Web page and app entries

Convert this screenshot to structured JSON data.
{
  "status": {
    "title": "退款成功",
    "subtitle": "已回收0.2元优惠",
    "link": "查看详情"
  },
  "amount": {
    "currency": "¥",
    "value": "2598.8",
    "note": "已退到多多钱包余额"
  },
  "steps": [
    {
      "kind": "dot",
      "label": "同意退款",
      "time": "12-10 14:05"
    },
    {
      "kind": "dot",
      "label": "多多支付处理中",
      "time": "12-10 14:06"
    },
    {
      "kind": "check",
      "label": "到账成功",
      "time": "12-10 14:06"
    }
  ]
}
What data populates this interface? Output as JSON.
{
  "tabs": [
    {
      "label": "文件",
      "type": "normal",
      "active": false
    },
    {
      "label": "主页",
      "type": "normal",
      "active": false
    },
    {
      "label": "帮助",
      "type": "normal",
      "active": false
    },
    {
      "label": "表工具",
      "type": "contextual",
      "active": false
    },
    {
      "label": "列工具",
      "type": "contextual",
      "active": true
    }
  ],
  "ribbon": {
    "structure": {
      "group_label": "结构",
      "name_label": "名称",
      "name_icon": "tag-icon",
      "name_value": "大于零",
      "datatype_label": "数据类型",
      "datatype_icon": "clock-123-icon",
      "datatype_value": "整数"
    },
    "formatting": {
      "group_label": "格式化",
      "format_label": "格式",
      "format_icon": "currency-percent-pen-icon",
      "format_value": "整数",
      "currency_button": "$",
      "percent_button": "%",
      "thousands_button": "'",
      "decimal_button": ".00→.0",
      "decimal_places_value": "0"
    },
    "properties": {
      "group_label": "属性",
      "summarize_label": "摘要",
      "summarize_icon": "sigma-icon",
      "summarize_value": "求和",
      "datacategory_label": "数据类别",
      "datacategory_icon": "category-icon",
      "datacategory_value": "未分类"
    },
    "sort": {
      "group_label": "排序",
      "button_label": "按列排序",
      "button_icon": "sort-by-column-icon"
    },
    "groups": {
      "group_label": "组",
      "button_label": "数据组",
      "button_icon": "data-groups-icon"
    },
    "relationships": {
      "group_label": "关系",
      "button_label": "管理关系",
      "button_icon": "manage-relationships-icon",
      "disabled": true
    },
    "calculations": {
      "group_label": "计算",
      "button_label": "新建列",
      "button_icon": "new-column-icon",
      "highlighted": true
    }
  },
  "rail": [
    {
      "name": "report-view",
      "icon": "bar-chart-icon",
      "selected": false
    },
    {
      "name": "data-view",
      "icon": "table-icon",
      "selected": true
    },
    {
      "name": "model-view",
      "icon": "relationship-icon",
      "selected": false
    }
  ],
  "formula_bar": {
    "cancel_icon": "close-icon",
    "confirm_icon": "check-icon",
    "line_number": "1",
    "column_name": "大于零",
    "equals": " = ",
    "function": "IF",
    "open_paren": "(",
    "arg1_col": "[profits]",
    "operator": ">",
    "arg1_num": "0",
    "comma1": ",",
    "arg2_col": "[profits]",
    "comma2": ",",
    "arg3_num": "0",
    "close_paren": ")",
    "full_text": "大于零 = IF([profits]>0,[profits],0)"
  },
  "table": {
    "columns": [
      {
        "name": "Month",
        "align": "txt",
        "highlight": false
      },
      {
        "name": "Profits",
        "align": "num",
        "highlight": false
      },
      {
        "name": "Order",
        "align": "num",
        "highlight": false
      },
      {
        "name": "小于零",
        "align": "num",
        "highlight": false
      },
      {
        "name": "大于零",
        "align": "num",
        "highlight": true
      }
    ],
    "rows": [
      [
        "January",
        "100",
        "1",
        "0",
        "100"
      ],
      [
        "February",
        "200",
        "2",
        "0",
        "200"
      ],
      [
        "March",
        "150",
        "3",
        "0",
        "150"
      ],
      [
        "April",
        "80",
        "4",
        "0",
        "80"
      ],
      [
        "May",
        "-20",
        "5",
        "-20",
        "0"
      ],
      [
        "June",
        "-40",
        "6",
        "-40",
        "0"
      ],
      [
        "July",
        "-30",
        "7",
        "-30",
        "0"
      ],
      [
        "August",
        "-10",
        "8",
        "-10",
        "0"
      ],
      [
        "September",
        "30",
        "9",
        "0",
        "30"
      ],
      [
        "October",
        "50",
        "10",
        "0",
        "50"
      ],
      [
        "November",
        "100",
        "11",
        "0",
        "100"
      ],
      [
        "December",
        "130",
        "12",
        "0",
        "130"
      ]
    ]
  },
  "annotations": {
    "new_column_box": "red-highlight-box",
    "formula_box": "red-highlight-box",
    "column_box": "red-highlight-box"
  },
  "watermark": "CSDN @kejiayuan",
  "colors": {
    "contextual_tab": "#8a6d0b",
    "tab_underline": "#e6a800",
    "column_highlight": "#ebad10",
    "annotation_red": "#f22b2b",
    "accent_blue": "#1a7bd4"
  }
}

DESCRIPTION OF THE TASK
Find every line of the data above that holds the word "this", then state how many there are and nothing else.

ANSWER SPACE
2